• [What needs to be done]: Write out every record in full, keeping each character exactly as it is.

+ + +

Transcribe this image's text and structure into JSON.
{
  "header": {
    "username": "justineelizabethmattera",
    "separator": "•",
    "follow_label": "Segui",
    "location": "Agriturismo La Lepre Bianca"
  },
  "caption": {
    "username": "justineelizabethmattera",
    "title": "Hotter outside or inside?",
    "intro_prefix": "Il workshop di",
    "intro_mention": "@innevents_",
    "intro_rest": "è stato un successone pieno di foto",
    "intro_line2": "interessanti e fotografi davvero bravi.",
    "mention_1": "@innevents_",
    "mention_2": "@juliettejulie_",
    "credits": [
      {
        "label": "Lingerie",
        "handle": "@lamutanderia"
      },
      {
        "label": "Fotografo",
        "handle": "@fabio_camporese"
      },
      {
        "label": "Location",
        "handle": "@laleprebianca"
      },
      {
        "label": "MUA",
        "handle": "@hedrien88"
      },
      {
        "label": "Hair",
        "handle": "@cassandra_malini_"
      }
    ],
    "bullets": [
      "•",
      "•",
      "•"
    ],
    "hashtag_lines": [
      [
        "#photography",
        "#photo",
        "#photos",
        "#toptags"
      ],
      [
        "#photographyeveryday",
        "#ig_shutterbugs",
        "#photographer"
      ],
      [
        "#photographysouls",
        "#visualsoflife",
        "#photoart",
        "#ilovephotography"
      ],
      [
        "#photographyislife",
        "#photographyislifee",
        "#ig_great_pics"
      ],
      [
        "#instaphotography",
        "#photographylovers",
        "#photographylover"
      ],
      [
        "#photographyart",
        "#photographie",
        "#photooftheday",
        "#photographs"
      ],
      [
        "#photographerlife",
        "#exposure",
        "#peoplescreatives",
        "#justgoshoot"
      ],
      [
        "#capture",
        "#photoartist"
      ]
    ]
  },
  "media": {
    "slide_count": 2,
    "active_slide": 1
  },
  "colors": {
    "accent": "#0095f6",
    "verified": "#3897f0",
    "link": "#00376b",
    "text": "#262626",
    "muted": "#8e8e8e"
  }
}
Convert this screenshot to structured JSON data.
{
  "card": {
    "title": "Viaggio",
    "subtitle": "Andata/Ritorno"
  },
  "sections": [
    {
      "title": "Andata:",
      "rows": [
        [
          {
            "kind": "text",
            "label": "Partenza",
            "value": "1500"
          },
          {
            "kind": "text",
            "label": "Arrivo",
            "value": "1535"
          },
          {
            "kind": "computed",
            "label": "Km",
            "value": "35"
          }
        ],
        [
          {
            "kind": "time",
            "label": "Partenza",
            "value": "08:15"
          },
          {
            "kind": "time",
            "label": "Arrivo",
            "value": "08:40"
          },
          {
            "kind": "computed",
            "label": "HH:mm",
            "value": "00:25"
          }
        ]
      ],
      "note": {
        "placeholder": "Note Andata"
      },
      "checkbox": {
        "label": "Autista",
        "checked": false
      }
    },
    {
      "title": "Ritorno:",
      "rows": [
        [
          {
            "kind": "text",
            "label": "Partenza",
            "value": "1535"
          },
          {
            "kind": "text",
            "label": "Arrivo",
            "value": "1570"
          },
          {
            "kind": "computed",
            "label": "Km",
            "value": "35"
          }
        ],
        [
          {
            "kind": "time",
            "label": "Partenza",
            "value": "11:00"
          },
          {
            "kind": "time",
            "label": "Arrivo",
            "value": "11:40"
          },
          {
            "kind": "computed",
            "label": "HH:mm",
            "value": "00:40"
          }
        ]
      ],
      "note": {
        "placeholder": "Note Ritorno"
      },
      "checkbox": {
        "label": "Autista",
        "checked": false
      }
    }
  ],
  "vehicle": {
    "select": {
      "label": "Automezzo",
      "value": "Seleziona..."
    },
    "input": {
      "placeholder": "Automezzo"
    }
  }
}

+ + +

• [Response]:
Transcribe this image's text and structure into JSON.
{
  "header": {
    "username": "justineelizabethmattera",
    "separator": "•",
    "follow_label": "Segui",
    "location": "Agriturismo La Lepre Bianca"
  },
  "caption": {
    "username": "justineelizabethmattera",
    "title": "Hotter outside or inside?",
    "intro_prefix": "Il workshop di",
    "intro_mention": "@innevents_",
    "intro_rest": "è stato un successone pieno di foto",
    "intro_line2": "interessanti e fotografi davvero bravi.",
    "mention_1": "@innevents_",
    "mention_2": "@juliettejulie_",
    "credits": [
      {
        "label": "Lingerie",
        "handle": "@lamutanderia"
      },
      {
        "label": "Fotografo",
        "handle": "@fabio_camporese"
      },
      {
        "label": "Location",
        "handle": "@laleprebianca"
      },
      {
        "label": "MUA",
        "handle": "@hedrien88"
      },
      {
        "label": "Hair",
        "handle": "@cassandra_malini_"
      }
    ],
    "bullets": [
      "•",
      "•",
      "•"
    ],
    "hashtag_lines": [
      [
        "#photography",
        "#photo",
        "#photos",
        "#toptags"
      ],
      [
        "#photographyeveryday",
        "#ig_shutterbugs",
        "#photographer"
      ],
      [
        "#photographysouls",
        "#visualsoflife",
        "#photoart",
        "#ilovephotography"
      ],
      [
        "#photographyislife",
        "#photographyislifee",
        "#ig_great_pics"
      ],
      [
        "#instaphotography",
        "#photographylovers",
        "#photographylover"
      ],
      [
        "#photographyart",
        "#photographie",
        "#photooftheday",
        "#photographs"
      ],
      [
        "#photographerlife",
        "#exposure",
        "#peoplescreatives",
        "#justgoshoot"
      ],
      [
        "#capture",
        "#photoartist"
      ]
    ]
  },
  "media": {
    "slide_count": 2,
    "active_slide": 1
  },
  "colors": {
    "accent": "#0095f6",
    "verified": "#3897f0",
    "link": "#00376b",
    "text": "#262626",
    "muted": "#8e8e8e"
  }
}
Convert this screenshot to structured JSON data.
{
  "card": {
    "title": "Viaggio",
    "subtitle": "Andata/Ritorno"
  },
  "sections": [
    {
      "title": "Andata:",
      "rows": [
        [
          {
            "kind": "text",
            "label": "Partenza",
            "value": "1500"
          },
          {
            "kind": "text",
            "label": "Arrivo",
            "value": "1535"
          },
          {
            "kind": "computed",
            "label": "Km",
            "value": "35"
          }
        ],
        [
          {
            "kind": "time",
            "label": "Partenza",
            "value": "08:15"
          },
          {
            "kind": "time",
            "label": "Arrivo",
            "value": "08:40"
          },
          {
            "kind": "computed",
            "label": "HH:mm",
            "value": "00:25"
          }
        ]
      ],
      "note": {
        "placeholder": "Note Andata"
      },
      "checkbox": {
        "label": "Autista",
        "checked": false
      }
    },
    {
      "title": "Ritorno:",
      "rows": [
        [
          {
            "kind": "text",
            "label": "Partenza",
            "value": "1535"
          },
          {
            "kind": "text",
            "label": "Arrivo",
            "value": "1570"
          },
          {
            "kind": "computed",
            "label": "Km",
            "value": "35"
          }
        ],
        [
          {
            "kind": "time",
            "label": "Partenza",
            "value": "11:00"
          },
          {
            "kind": "time",
            "label": "Arrivo",
            "value": "11:40"
          },
          {
            "kind": "computed",
            "label": "HH:mm",
            "value": "00:40"
          }
        ]
      ],
      "note": {
        "placeholder": "Note Ritorno"
      },
      "checkbox": {
        "label": "Autista",
        "checked": false
      }
    }
  ],
  "vehicle": {
    "select": {
      "label": "Automezzo",
      "value": "Seleziona..."
    },
    "input": {
      "placeholder": "Automezzo"
    }
  }
}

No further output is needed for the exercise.